== RECORDS FOR THE EXERCISE

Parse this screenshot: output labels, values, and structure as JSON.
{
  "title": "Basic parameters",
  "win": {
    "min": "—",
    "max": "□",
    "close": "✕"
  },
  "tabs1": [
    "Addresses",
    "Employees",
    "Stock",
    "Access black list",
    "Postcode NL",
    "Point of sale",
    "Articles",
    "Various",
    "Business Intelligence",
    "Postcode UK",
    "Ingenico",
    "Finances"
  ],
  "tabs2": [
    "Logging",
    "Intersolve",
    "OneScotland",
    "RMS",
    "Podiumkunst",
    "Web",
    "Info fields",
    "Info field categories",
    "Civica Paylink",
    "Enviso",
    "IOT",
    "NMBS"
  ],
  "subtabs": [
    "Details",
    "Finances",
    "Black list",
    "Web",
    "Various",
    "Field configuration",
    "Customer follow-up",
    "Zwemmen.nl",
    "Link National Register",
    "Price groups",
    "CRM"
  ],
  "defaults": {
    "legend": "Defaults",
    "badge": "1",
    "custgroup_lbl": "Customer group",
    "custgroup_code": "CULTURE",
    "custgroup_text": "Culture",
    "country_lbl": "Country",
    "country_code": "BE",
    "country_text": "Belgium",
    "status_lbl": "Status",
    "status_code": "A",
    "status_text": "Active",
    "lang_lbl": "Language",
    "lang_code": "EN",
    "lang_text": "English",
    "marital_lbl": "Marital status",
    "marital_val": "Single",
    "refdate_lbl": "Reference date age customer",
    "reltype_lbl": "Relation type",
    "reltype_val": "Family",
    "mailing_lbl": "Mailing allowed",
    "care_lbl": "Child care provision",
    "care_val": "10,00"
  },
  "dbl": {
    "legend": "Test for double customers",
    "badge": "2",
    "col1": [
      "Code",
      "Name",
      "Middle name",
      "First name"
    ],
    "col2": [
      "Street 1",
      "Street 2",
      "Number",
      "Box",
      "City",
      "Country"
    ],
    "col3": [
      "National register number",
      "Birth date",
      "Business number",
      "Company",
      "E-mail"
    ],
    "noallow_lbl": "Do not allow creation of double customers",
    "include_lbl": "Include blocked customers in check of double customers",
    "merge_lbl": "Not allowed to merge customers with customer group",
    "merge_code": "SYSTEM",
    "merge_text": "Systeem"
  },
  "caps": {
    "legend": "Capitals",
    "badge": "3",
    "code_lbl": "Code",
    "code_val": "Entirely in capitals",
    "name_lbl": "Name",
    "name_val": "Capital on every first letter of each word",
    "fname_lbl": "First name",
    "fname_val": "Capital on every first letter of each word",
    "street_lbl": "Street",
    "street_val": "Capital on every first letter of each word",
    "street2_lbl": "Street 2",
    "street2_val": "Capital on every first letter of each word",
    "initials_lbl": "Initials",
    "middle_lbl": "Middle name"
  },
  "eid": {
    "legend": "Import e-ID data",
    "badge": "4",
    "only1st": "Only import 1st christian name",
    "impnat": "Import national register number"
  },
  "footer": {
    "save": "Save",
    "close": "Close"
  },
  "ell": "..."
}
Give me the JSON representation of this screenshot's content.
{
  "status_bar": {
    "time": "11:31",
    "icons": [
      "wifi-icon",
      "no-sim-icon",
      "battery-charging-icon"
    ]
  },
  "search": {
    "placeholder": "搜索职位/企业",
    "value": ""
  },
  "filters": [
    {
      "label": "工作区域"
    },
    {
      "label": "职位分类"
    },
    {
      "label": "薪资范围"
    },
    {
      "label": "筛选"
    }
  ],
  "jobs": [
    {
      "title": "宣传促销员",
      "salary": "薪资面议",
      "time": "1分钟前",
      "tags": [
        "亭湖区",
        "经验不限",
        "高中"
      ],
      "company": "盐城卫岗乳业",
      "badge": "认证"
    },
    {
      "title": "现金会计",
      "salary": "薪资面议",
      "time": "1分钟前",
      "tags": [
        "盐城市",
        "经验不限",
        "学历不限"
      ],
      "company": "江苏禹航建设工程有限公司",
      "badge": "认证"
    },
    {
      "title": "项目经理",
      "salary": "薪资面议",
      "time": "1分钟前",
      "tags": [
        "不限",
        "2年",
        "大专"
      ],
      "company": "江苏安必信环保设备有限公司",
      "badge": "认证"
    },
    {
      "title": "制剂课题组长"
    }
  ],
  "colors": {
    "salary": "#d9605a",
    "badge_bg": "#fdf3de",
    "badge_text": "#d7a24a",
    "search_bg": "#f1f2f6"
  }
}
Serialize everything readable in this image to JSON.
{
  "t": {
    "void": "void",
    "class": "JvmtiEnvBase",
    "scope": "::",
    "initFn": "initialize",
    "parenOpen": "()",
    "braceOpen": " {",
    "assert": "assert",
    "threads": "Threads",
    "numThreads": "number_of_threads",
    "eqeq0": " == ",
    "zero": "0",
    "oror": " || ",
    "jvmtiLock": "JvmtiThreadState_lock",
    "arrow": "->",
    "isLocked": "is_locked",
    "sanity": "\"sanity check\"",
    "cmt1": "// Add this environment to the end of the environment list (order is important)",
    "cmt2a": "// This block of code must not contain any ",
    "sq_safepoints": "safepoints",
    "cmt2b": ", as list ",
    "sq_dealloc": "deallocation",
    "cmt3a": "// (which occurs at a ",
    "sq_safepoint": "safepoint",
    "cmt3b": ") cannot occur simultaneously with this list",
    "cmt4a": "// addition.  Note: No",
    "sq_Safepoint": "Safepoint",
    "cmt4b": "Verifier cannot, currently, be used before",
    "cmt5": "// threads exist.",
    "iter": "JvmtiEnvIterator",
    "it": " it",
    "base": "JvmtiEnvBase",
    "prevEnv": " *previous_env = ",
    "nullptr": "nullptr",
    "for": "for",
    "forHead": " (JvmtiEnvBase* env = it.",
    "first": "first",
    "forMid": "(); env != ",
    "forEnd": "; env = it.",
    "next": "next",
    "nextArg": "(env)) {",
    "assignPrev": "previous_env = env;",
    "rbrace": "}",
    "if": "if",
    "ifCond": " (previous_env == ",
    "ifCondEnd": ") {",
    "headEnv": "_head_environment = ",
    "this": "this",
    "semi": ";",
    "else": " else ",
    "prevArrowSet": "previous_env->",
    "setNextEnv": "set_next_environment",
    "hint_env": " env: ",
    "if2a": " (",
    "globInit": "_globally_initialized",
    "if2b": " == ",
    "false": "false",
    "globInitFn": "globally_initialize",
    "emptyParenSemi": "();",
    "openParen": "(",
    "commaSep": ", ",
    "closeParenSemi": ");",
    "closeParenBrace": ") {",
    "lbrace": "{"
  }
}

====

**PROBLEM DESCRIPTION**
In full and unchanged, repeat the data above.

**FINISHED EXERCISE**
Parse this screenshot: output labels, values, and structure as JSON.
{
  "title": "Basic parameters",
  "win": {
    "min": "—",
    "max": "□",
    "close": "✕"
  },
  "tabs1": [
    "Addresses",
    "Employees",
    "Stock",
    "Access black list",
    "Postcode NL",
    "Point of sale",
    "Articles",
    "Various",
    "Business Intelligence",
    "Postcode UK",
    "Ingenico",
    "Finances"
  ],
  "tabs2": [
    "Logging",
    "Intersolve",
    "OneScotland",
    "RMS",
    "Podiumkunst",
    "Web",
    "Info fields",
    "Info field categories",
    "Civica Paylink",
    "Enviso",
    "IOT",
    "NMBS"
  ],
  "subtabs": [
    "Details",
    "Finances",
    "Black list",
    "Web",
    "Various",
    "Field configuration",
    "Customer follow-up",
    "Zwemmen.nl",
    "Link National Register",
    "Price groups",
    "CRM"
  ],
  "defaults": {
    "legend": "Defaults",
    "badge": "1",
    "custgroup_lbl": "Customer group",
    "custgroup_code": "CULTURE",
    "custgroup_text": "Culture",
    "country_lbl": "Country",
    "country_code": "BE",
    "country_text": "Belgium",
    "status_lbl": "Status",
    "status_code": "A",
    "status_text": "Active",
    "lang_lbl": "Language",
    "lang_code": "EN",
    "lang_text": "English",
    "marital_lbl": "Marital status",
    "marital_val": "Single",
    "refdate_lbl": "Reference date age customer",
    "reltype_lbl": "Relation type",
    "reltype_val": "Family",
    "mailing_lbl": "Mailing allowed",
    "care_lbl": "Child care provision",
    "care_val": "10,00"
  },
  "dbl": {
    "legend": "Test for double customers",
    "badge": "2",
    "col1": [
      "Code",
      "Name",
      "Middle name",
      "First name"
    ],
    "col2": [
      "Street 1",
      "Street 2",
      "Number",
      "Box",
      "City",
      "Country"
    ],
    "col3": [
      "National register number",
      "Birth date",
      "Business number",
      "Company",
      "E-mail"
    ],
    "noallow_lbl": "Do not allow creation of double customers",
    "include_lbl": "Include blocked customers in check of double customers",
    "merge_lbl": "Not allowed to merge customers with customer group",
    "merge_code": "SYSTEM",
    "merge_text": "Systeem"
  },
  "caps": {
    "legend": "Capitals",
    "badge": "3",
    "code_lbl": "Code",
    "code_val": "Entirely in capitals",
    "name_lbl": "Name",
    "name_val": "Capital on every first letter of each word",
    "fname_lbl": "First name",
    "fname_val": "Capital on every first letter of each word",
    "street_lbl": "Street",
    "street_val": "Capital on every first letter of each word",
    "street2_lbl": "Street 2",
    "street2_val": "Capital on every first letter of each word",
    "initials_lbl": "Initials",
    "middle_lbl": "Middle name"
  },
  "eid": {
    "legend": "Import e-ID data",
    "badge": "4",
    "only1st": "Only import 1st christian name",
    "impnat": "Import national register number"
  },
  "footer": {
    "save": "Save",
    "close": "Close"
  },
  "ell": "..."
}
Give me the JSON representation of this screenshot's content.
{
  "status_bar": {
    "time": "11:31",
    "icons": [
      "wifi-icon",
      "no-sim-icon",
      "battery-charging-icon"
    ]
  },
  "search": {
    "placeholder": "搜索职位/企业",
    "value": ""
  },
  "filters": [
    {
      "label": "工作区域"
    },
    {
      "label": "职位分类"
    },
    {
      "label": "薪资范围"
    },
    {
      "label": "筛选"
    }
  ],
  "jobs": [
    {
      "title": "宣传促销员",
      "salary": "薪资面议",
      "time": "1分钟前",
      "tags": [
        "亭湖区",
        "经验不限",
        "高中"
      ],
      "company": "盐城卫岗乳业",
      "badge": "认证"
    },
    {
      "title": "现金会计",
      "salary": "薪资面议",
      "time": "1分钟前",
      "tags": [
        "盐城市",
        "经验不限",
        "学历不限"
      ],
      "company": "江苏禹航建设工程有限公司",
      "badge": "认证"
    },
    {
      "title": "项目经理",
      "salary": "薪资面议",
      "time": "1分钟前",
      "tags": [
        "不限",
        "2年",
        "大专"
      ],
      "company": "江苏安必信环保设备有限公司",
      "badge": "认证"
    },
    {
      "title": "制剂课题组长"
    }
  ],
  "colors": {
    "salary": "#d9605a",
    "badge_bg": "#fdf3de",
    "badge_text": "#d7a24a",
    "search_bg": "#f1f2f6"
  }
}
Serialize everything readable in this image to JSON.
{
  "t": {
    "void": "void",
    "class": "JvmtiEnvBase",
    "scope": "::",
    "initFn": "initialize",
    "parenOpen": "()",
    "braceOpen": " {",
    "assert": "assert",
    "threads": "Threads",
    "numThreads": "number_of_threads",
    "eqeq0": " == ",
    "zero": "0",
    "oror": " || ",
    "jvmtiLock": "JvmtiThreadState_lock",
    "arrow": "->",
    "isLocked": "is_locked",
    "sanity": "\"sanity check\"",
    "cmt1": "// Add this environment to the end of the environment list (order is important)",
    "cmt2a": "// This block of code must not contain any ",
    "sq_safepoints": "safepoints",
    "cmt2b": ", as list ",
    "sq_dealloc": "deallocation",
    "cmt3a": "// (which occurs at a ",
    "sq_safepoint": "safepoint",
    "cmt3b": ") cannot occur simultaneously with this list",
    "cmt4a": "// addition.  Note: No",
    "sq_Safepoint": "Safepoint",
    "cmt4b": "Verifier cannot, currently, be used before",
    "cmt5": "// threads exist.",
    "iter": "JvmtiEnvIterator",
    "it": " it",
    "base": "JvmtiEnvBase",
    "prevEnv": " *previous_env = ",
    "nullptr": "nullptr",
    "for": "for",
    "forHead": " (JvmtiEnvBase* env = it.",
    "first": "first",
    "forMid": "(); env != ",
    "forEnd": "; env = it.",
    "next": "next",
    "nextArg": "(env)) {",
    "assignPrev": "previous_env = env;",
    "rbrace": "}",
    "if": "if",
    "ifCond": " (previous_env == ",
    "ifCondEnd": ") {",
    "headEnv": "_head_environment = ",
    "this": "this",
    "semi": ";",
    "else": " else ",
    "prevArrowSet": "previous_env->",
    "setNextEnv": "set_next_environment",
    "hint_env": " env: ",
    "if2a": " (",
    "globInit": "_globally_initialized",
    "if2b": " == ",
    "false": "false",
    "globInitFn": "globally_initialize",
    "emptyParenSemi": "();",
    "openParen": "(",
    "commaSep": ", ",
    "closeParenSemi": ");",
    "closeParenBrace": ") {",
    "lbrace": "{"
  }
}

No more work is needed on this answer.